Please repeat the records exactly. The pictures are to be left out.

[Opening DATA SHOWN section]

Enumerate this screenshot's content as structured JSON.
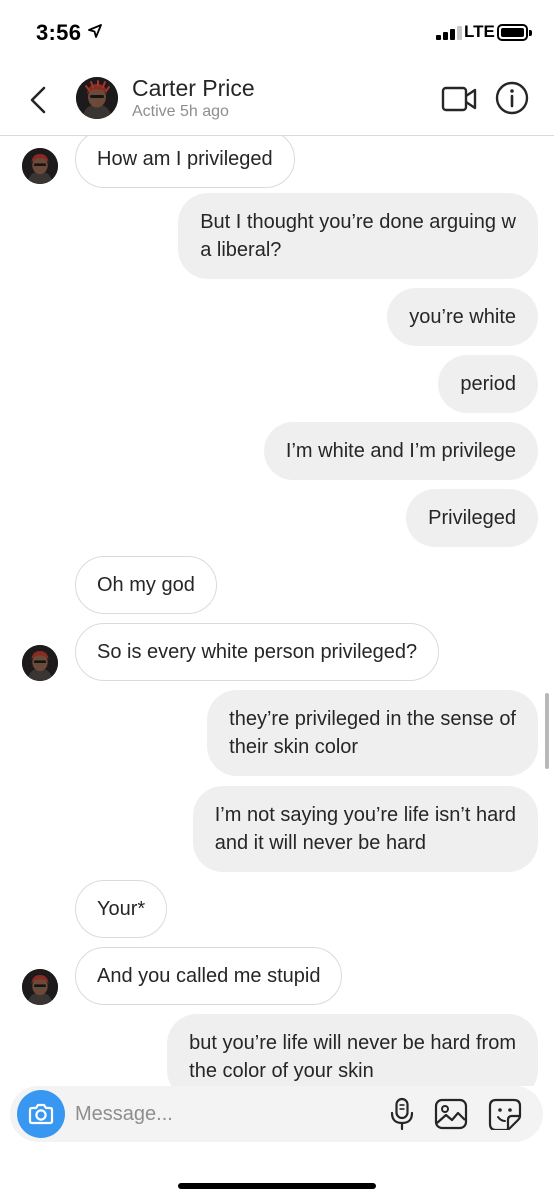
{
  "status_bar": {
    "time": "3:56",
    "network": "LTE"
  },
  "header": {
    "name": "Carter Price",
    "status": "Active 5h ago",
    "icons": [
      "back-chevron-icon",
      "video-call-icon",
      "info-icon"
    ]
  },
  "messages": [
    {
      "side": "in",
      "text": "How am I privileged",
      "avatar": true
    },
    {
      "side": "out",
      "text": "But I thought you’re done arguing w\na liberal?"
    },
    {
      "side": "out",
      "text": "you’re white"
    },
    {
      "side": "out",
      "text": "period"
    },
    {
      "side": "out",
      "text": "I’m white and I’m privilege"
    },
    {
      "side": "out",
      "text": "Privileged"
    },
    {
      "side": "in",
      "text": "Oh my god",
      "avatar": false
    },
    {
      "side": "in",
      "text": "So is every white person privileged?",
      "avatar": true
    },
    {
      "side": "out",
      "text": "they’re privileged in the sense of\ntheir skin color"
    },
    {
      "side": "out",
      "text": "I’m not saying you’re life isn’t hard\nand it will never be hard"
    },
    {
      "side": "in",
      "text": "Your*",
      "avatar": false
    },
    {
      "side": "in",
      "text": "And you called me stupid",
      "avatar": true
    },
    {
      "side": "out",
      "text": "but you’re life will never be hard from\nthe color of your skin"
    }
  ],
  "composer": {
    "placeholder": "Message...",
    "icons": [
      "camera-icon",
      "microphone-icon",
      "gallery-icon",
      "sticker-icon"
    ]
  },
  "colors": {
    "accent": "#3897f0",
    "bubble_out": "#efefef",
    "bubble_in_border": "#dbdbdb",
    "text": "#262626",
    "secondary_text": "#8e8e8e"
  }
}
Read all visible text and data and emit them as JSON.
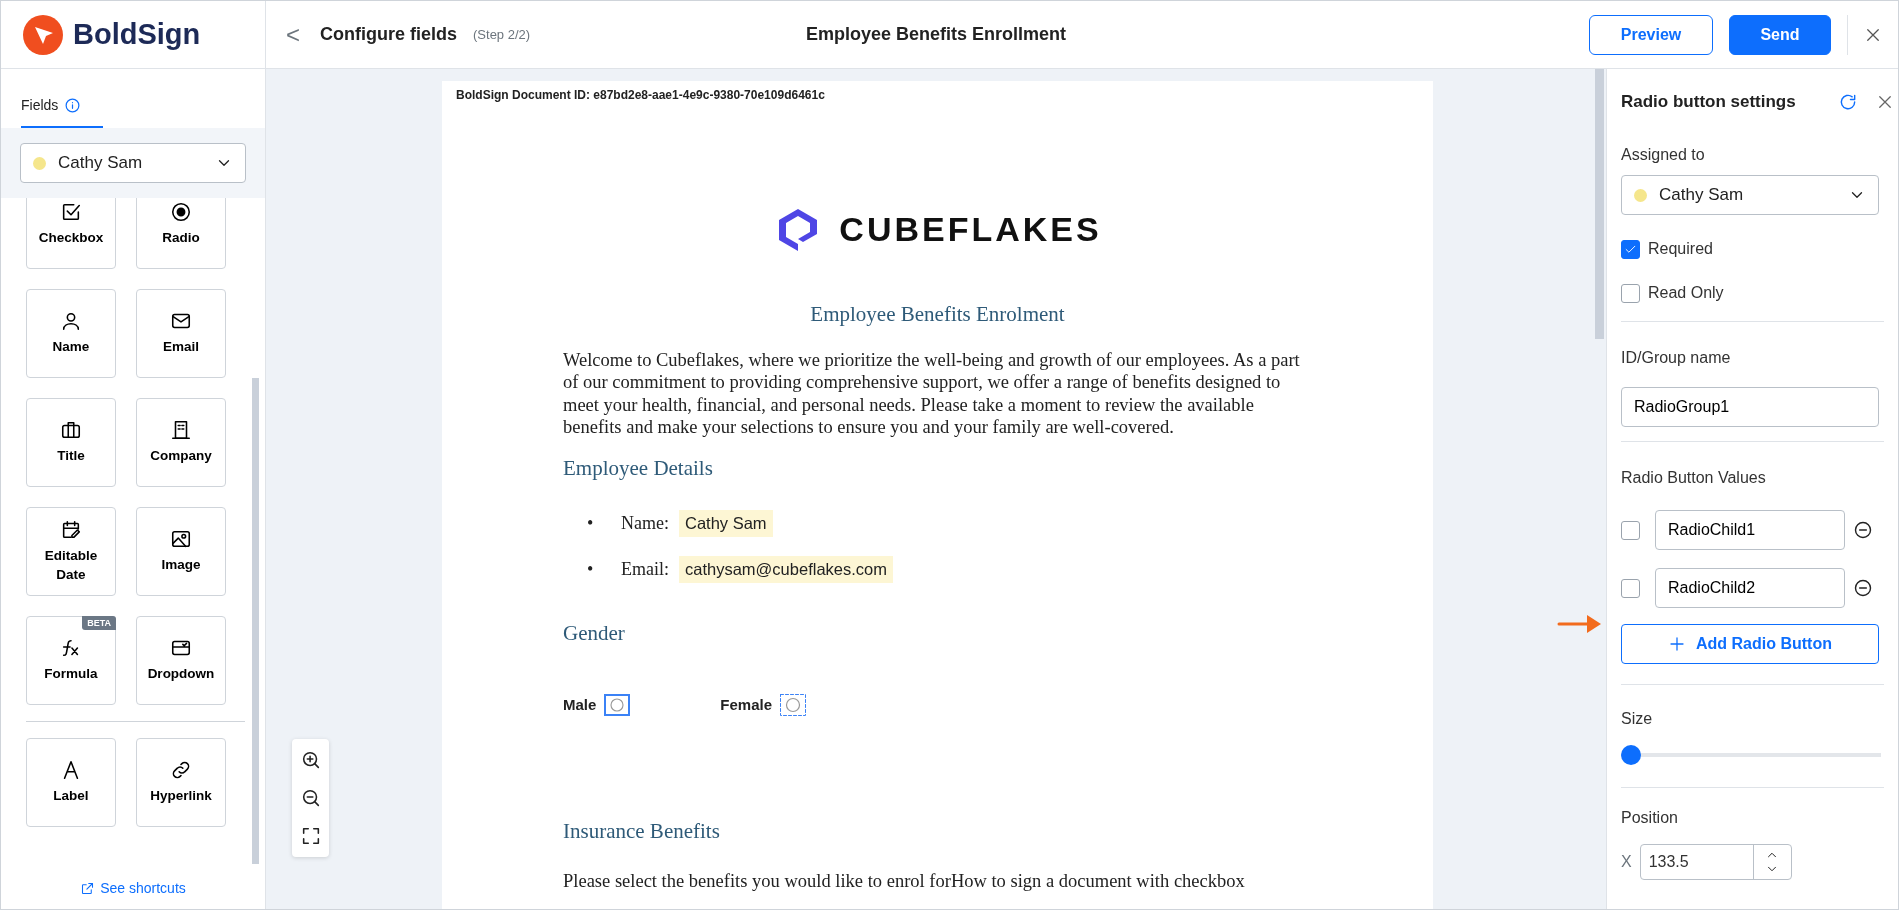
{
  "app": {
    "brand": "BoldSign"
  },
  "header": {
    "back": "<",
    "title": "Configure fields",
    "step": "(Step 2/2)",
    "document_title": "Employee Benefits Enrollment",
    "buttons": [
      {
        "label": "Preview",
        "kind": "outline"
      },
      {
        "label": "Send",
        "kind": "primary"
      }
    ]
  },
  "sidebar": {
    "tabs": [
      {
        "label": "Fields",
        "selected": true
      }
    ],
    "signer": {
      "name": "Cathy Sam",
      "color": "#f5e68c"
    },
    "fields": [
      {
        "label": "Checkbox",
        "kind": "checkbox"
      },
      {
        "label": "Radio",
        "kind": "radio"
      },
      {
        "label": "Name",
        "kind": "person"
      },
      {
        "label": "Email",
        "kind": "mail"
      },
      {
        "label": "Title",
        "kind": "briefcase"
      },
      {
        "label": "Company",
        "kind": "building"
      },
      {
        "label": "Editable Date",
        "kind": "calendar"
      },
      {
        "label": "Image",
        "kind": "image"
      },
      {
        "label": "Formula",
        "kind": "formula",
        "badge": "BETA"
      },
      {
        "label": "Dropdown",
        "kind": "dropdown"
      }
    ],
    "extra_fields": [
      {
        "label": "Label",
        "kind": "letter"
      },
      {
        "label": "Hyperlink",
        "kind": "link"
      }
    ],
    "shortcuts": "See shortcuts"
  },
  "document": {
    "doc_id": "BoldSign Document ID: e87bd2e8-aae1-4e9c-9380-70e109d6461c",
    "logo": "CUBEFLAKES",
    "heading": "Employee Benefits Enrolment",
    "intro": "Welcome to Cubeflakes, where we prioritize the well-being and growth of our employees. As a part of our commitment to providing comprehensive support, we offer a range of benefits designed to meet your health, financial, and personal needs. Please take a moment to review the available benefits and make your selections to ensure you and your family are well-covered.",
    "details_heading": "Employee Details",
    "details": [
      {
        "marker": "•",
        "label": "Name:",
        "value": "Cathy Sam"
      },
      {
        "marker": "•",
        "label": "Email:",
        "value": "cathysam@cubeflakes.com"
      }
    ],
    "gender_heading": "Gender",
    "radio_fields": [
      {
        "label": "Male",
        "active": true
      },
      {
        "label": "Female",
        "active": false
      }
    ],
    "insurance_heading": "Insurance Benefits",
    "insurance_text": "Please select the benefits you would like to enrol forHow to sign a document with checkbox"
  },
  "settings": {
    "title": "Radio button settings",
    "assigned_label": "Assigned to",
    "assigned": {
      "name": "Cathy Sam",
      "color": "#f5e68c"
    },
    "options": [
      {
        "label": "Required",
        "checked": true
      },
      {
        "label": "Read Only",
        "checked": false
      }
    ],
    "group_label": "ID/Group name",
    "group_value": "RadioGroup1",
    "values_label": "Radio Button Values",
    "values": [
      {
        "value": "RadioChild1",
        "checked": false
      },
      {
        "value": "RadioChild2",
        "checked": false
      }
    ],
    "add_button": {
      "label": "Add Radio Button",
      "highlighted": true
    },
    "size_label": "Size",
    "size": {
      "level": 0
    },
    "position_label": "Position",
    "x_label": "X",
    "x_value": "133.5"
  }
}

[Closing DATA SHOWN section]

YOUR RESPONSE
Enumerate this screenshot's content as structured JSON.
{
  "status_bar": {
    "time": "3:56",
    "network": "LTE"
  },
  "header": {
    "name": "Carter Price",
    "status": "Active 5h ago",
    "icons": [
      "back-chevron-icon",
      "video-call-icon",
      "info-icon"
    ]
  },
  "messages": [
    {
      "side": "in",
      "text": "How am I privileged",
      "avatar": true
    },
    {
      "side": "out",
      "text": "But I thought you’re done arguing w\na liberal?"
    },
    {
      "side": "out",
      "text": "you’re white"
    },
    {
      "side": "out",
      "text": "period"
    },
    {
      "side": "out",
      "text": "I’m white and I’m privilege"
    },
    {
      "side": "out",
      "text": "Privileged"
    },
    {
      "side": "in",
      "text": "Oh my god",
      "avatar": false
    },
    {
      "side": "in",
      "text": "So is every white person privileged?",
      "avatar": true
    },
    {
      "side": "out",
      "text": "they’re privileged in the sense of\ntheir skin color"
    },
    {
      "side": "out",
      "text": "I’m not saying you’re life isn’t hard\nand it will never be hard"
    },
    {
      "side": "in",
      "text": "Your*",
      "avatar": false
    },
    {
      "side": "in",
      "text": "And you called me stupid",
      "avatar": true
    },
    {
      "side": "out",
      "text": "but you’re life will never be hard from\nthe color of your skin"
    }
  ],
  "composer": {
    "placeholder": "Message...",
    "icons": [
      "camera-icon",
      "microphone-icon",
      "gallery-icon",
      "sticker-icon"
    ]
  },
  "colors": {
    "accent": "#3897f0",
    "bubble_out": "#efefef",
    "bubble_in_border": "#dbdbdb",
    "text": "#262626",
    "secondary_text": "#8e8e8e"
  }
}
Read all visible text and data and emit them as JSON.
{
  "app": {
    "brand": "BoldSign"
  },
  "header": {
    "back": "<",
    "title": "Configure fields",
    "step": "(Step 2/2)",
    "document_title": "Employee Benefits Enrollment",
    "buttons": [
      {
        "label": "Preview",
        "kind": "outline"
      },
      {
        "label": "Send",
        "kind": "primary"
      }
    ]
  },
  "sidebar": {
    "tabs": [
      {
        "label": "Fields",
        "selected": true
      }
    ],
    "signer": {
      "name": "Cathy Sam",
      "color": "#f5e68c"
    },
    "fields": [
      {
        "label": "Checkbox",
        "kind": "checkbox"
      },
      {
        "label": "Radio",
        "kind": "radio"
      },
      {
        "label": "Name",
        "kind": "person"
      },
      {
        "label": "Email",
        "kind": "mail"
      },
      {
        "label": "Title",
        "kind": "briefcase"
      },
      {
        "label": "Company",
        "kind": "building"
      },
      {
        "label": "Editable Date",
        "kind": "calendar"
      },
      {
        "label": "Image",
        "kind": "image"
      },
      {
        "label": "Formula",
        "kind": "formula",
        "badge": "BETA"
      },
      {
        "label": "Dropdown",
        "kind": "dropdown"
      }
    ],
    "extra_fields": [
      {
        "label": "Label",
        "kind": "letter"
      },
      {
        "label": "Hyperlink",
        "kind": "link"
      }
    ],
    "shortcuts": "See shortcuts"
  },
  "document": {
    "doc_id": "BoldSign Document ID: e87bd2e8-aae1-4e9c-9380-70e109d6461c",
    "logo": "CUBEFLAKES",
    "heading": "Employee Benefits Enrolment",
    "intro": "Welcome to Cubeflakes, where we prioritize the well-being and growth of our employees. As a part of our commitment to providing comprehensive support, we offer a range of benefits designed to meet your health, financial, and personal needs. Please take a moment to review the available benefits and make your selections to ensure you and your family are well-covered.",
    "details_heading": "Employee Details",
    "details": [
      {
        "marker": "•",
        "label": "Name:",
        "value": "Cathy Sam"
      },
      {
        "marker": "•",
        "label": "Email:",
        "value": "cathysam@cubeflakes.com"
      }
    ],
    "gender_heading": "Gender",
    "radio_fields": [
      {
        "label": "Male",
        "active": true
      },
      {
        "label": "Female",
        "active": false
      }
    ],
    "insurance_heading": "Insurance Benefits",
    "insurance_text": "Please select the benefits you would like to enrol forHow to sign a document with checkbox"
  },
  "settings": {
    "title": "Radio button settings",
    "assigned_label": "Assigned to",
    "assigned": {
      "name": "Cathy Sam",
      "color": "#f5e68c"
    },
    "options": [
      {
        "label": "Required",
        "checked": true
      },
      {
        "label": "Read Only",
        "checked": false
      }
    ],
    "group_label": "ID/Group name",
    "group_value": "RadioGroup1",
    "values_label": "Radio Button Values",
    "values": [
      {
        "value": "RadioChild1",
        "checked": false
      },
      {
        "value": "RadioChild2",
        "checked": false
      }
    ],
    "add_button": {
      "label": "Add Radio Button",
      "highlighted": true
    },
    "size_label": "Size",
    "size": {
      "level": 0
    },
    "position_label": "Position",
    "x_label": "X",
    "x_value": "133.5"
  }
}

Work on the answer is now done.